The Export-Import Bank of the United States (US Exim) and Nigeria’s ministry of power recently signed a memorandum of understanding aimed at securing up to US$1.5bn of US exports of goods and services to Nigeria’s power sector including US-made technology and machinery.
US Exim puts Nigeria’s total infrastructure needs at over US$220bn between 2012 and 2016. And demand for ECA cover as a risk mitigant has spiked amid market volatility and uncertainty.
“European exporters are relying on their national ECAs. They are all looking for hand holding to walk them into Africa,” says Humphrey Mwangi, a senior underwriter at the Nairobi-based African Trade and Insurance Agency (ATI).
But despite the promise of action deals with ECA cover are taking a long time to close. It’s a slow process since lenders and importers are often negotiating financial contracts for the first time. Now the financial crisis is drawing it out even more. Before the crisis one bank would fund a whole transaction, now due to liquidity constraints more banks are coming in on deals delaying closure.
“Transactions that started last year have ended up in difficulty because of new dynamics in the market and pricing has changed. It’s leading to some lengthy discussions,” says Sace’s Creighton. And although ECA cover is easy to come by for the continent’s biggest names, ECAs are more selective on the types of project they support. New borrowers without a track record or key relationships will find it increasingly tough to get ECA backing.
The costs have also rocketed. Sovereign downgrades in countries like Italy, Spain and the US mean lenders to projects with cover from these national ECAs no longer discount the pricing as much. Banks look through to the government rating behind the ECA and tailor prices accordingly, with some borrowers seeing the margins they pay trebling.
“Demand for ECA finance is strong but borrowers have to take on board that financing costs have gone up and that they are paying more for ECA cover than in the past. If they want long-term financing they have to pay more for it,” says Piers Constable, director of Deutsche Bank’s structured trade & export finance (STEF) team which specialises in medium and long-term lending to projects underwritten by ECAs or private insurers. Nairobi-based ATI has seen income from premiums jump from US$1.1mn in 2007 to US$4.8mn in 2010.
The prospect of local lenders filling the gulf is rising here too. Pan-African lenders Standard Bank and EcoBank Transnational are already dominant players. Now small banks are also muscling in with letters of credit for local clients.
Most local African banks can’t fund long-term or in foreign currency and ECAs require structures
and due diligence that they struggle to meet. “It’s very clear that global banks that have had an active role are now taking a back seat,” says Mwangi at ATI.

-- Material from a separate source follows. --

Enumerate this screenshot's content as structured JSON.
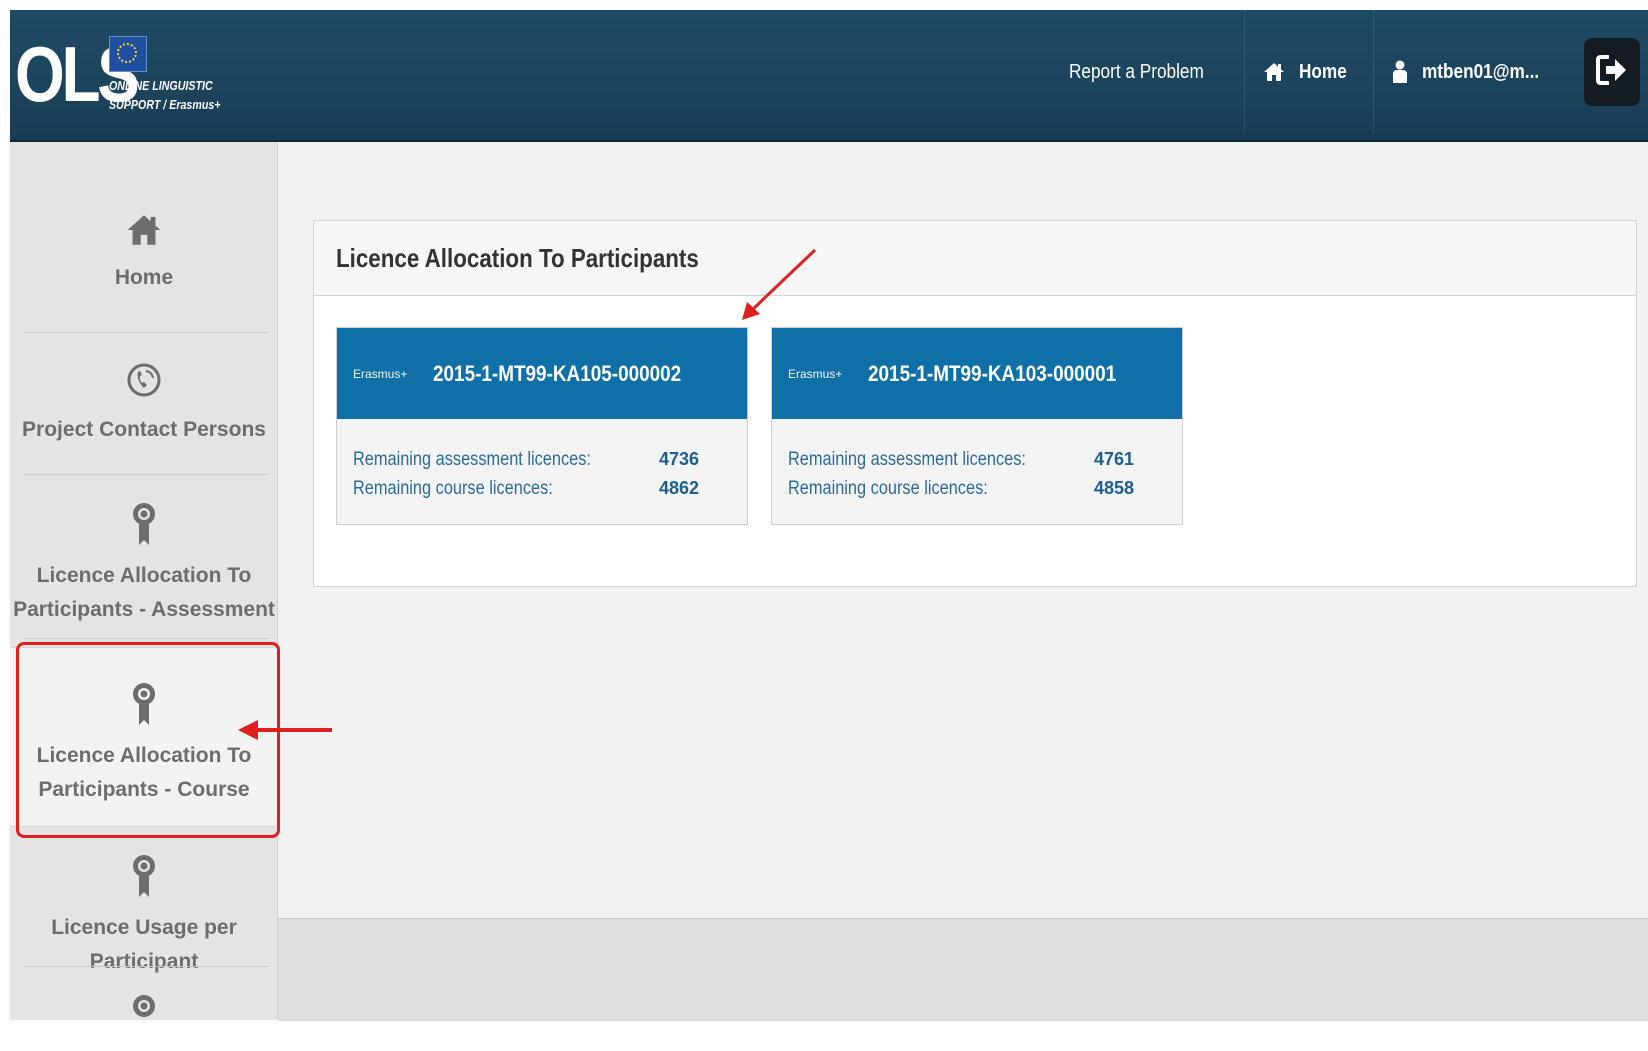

“Africa’s regional banks and DFIs are interested but most local banks lack the proper understanding or mitigation to come forward.”
However there have been some encouraging signs of innovation. Fourteen Nigerian banks financed MTN Nigeria’s US$2.15bn five-year commercial bank loan in 2010.

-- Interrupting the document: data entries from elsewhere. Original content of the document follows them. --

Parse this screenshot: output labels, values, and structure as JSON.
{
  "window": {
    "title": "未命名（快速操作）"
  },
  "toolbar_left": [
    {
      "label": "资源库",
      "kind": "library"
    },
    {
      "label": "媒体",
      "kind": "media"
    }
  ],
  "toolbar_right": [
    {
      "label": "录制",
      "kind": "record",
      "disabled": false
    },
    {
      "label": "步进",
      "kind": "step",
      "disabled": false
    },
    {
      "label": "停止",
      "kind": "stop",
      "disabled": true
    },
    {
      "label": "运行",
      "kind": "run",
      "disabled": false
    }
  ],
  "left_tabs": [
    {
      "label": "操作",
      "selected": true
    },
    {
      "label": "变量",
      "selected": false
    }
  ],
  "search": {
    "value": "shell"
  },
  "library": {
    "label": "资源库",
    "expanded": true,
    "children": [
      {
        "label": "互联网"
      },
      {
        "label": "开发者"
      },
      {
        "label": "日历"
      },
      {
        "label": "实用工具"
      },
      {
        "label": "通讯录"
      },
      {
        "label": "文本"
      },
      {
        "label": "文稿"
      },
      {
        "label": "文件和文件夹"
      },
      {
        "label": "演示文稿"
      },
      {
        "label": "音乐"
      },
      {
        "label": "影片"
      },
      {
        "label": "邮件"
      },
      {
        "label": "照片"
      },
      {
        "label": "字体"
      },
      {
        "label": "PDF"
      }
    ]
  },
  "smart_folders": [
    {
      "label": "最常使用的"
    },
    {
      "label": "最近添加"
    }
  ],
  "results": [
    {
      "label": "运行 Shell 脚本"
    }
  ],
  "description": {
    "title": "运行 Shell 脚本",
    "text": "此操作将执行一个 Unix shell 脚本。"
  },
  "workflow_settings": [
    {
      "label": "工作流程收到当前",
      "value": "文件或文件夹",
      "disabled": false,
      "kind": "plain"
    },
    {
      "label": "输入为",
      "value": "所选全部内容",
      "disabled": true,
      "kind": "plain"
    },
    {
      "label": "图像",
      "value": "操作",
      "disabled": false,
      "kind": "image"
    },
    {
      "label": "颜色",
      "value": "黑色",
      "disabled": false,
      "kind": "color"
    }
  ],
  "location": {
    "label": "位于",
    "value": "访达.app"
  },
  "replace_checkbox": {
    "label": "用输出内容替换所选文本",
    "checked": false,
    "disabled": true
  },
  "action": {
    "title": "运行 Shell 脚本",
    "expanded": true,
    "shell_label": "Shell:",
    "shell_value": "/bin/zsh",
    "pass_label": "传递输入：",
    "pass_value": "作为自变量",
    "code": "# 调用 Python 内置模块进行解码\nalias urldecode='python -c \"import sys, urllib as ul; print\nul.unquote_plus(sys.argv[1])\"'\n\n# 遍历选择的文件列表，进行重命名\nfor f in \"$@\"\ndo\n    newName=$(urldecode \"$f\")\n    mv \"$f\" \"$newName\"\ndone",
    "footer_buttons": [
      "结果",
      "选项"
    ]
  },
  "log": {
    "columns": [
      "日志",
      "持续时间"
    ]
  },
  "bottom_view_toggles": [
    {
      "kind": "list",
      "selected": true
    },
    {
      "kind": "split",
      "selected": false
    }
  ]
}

It was the largest syndicated facility denominated in naira to date and the first time MTN Nigeria had secured Swedish ECA EKN cover for any of its transactions.
“We are open to different approaches although local banks will have the same pricing issues as other banks – they borrow from international banks so will end up paying more too,” says Creighton. He believes that given dollar scarcity one solution could be more local currency funding.
“Historically we have shown a strong willingness to support transactions in South African rand, however we may have to consider supporting transactions in local currency outside of South Africa. It poses complications with lesser-known and volatile currencies but we may have to be more flexible here too,” he adds.
Ways to speed up arranging financing, bogged down with due diligence and red tape, are also under discussion.
The opportunity in African export and project finance is as extensive as the continent itself. African infrastructure deals fell from a peak of US$8.8bn in 2007 to US$2.7bn in 2010 in the downturn and now a raft of previously postponed projects will get underway again. It’s an opportunity African lenders are set to seize. GTR